[Website and app data records]
-=-=-=-=-
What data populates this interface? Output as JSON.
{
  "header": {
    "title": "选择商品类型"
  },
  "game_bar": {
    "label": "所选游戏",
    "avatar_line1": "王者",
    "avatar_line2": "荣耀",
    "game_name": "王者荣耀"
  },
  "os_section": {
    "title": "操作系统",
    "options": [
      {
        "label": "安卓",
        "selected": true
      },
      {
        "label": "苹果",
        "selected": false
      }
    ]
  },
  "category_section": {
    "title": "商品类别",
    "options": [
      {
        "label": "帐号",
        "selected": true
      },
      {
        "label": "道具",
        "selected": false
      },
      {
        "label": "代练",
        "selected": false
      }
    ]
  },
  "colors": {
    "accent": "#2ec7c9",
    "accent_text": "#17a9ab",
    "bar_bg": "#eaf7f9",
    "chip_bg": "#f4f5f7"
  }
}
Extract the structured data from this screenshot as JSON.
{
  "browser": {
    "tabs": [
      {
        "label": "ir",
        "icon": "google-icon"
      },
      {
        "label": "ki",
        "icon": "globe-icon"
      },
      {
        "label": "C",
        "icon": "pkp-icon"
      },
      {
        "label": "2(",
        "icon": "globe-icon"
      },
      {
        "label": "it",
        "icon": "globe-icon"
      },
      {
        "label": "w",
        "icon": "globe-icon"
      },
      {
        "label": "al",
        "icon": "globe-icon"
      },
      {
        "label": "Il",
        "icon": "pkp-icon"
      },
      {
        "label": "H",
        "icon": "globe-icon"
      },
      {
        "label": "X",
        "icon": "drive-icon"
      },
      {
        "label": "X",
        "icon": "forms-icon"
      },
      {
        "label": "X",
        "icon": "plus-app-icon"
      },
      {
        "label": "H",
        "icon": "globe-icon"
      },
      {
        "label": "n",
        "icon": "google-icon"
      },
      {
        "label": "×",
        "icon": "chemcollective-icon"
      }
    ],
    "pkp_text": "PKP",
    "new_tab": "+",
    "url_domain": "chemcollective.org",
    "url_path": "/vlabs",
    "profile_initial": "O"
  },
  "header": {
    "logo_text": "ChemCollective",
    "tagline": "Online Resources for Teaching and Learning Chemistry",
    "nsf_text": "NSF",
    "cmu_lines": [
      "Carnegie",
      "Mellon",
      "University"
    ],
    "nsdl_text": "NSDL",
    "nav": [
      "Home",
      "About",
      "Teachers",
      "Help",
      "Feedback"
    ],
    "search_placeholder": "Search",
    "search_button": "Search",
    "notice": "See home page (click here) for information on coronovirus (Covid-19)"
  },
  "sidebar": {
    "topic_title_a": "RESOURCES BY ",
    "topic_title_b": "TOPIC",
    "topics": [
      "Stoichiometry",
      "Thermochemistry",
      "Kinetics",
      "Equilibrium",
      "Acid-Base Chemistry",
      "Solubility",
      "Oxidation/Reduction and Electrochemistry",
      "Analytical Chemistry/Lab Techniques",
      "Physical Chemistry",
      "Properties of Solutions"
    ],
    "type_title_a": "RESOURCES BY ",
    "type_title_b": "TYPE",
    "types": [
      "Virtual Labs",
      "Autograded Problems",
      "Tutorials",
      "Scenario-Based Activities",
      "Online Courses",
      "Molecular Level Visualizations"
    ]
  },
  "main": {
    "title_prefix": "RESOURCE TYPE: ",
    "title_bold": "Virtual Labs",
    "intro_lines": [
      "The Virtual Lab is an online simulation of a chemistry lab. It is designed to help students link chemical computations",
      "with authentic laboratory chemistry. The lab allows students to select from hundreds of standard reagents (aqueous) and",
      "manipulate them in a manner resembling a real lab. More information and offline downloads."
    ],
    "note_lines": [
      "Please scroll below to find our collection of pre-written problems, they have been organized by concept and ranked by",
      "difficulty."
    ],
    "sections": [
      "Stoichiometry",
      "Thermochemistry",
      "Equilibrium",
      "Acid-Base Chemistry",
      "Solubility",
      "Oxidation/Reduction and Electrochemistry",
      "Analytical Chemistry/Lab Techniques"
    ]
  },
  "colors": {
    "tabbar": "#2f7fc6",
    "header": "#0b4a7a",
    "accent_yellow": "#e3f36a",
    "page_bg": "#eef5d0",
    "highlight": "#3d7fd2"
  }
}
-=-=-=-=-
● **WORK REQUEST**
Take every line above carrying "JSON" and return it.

● **OUTPUT BELOW**
What data populates this interface? Output as JSON.
Extract the structured data from this screenshot as JSON.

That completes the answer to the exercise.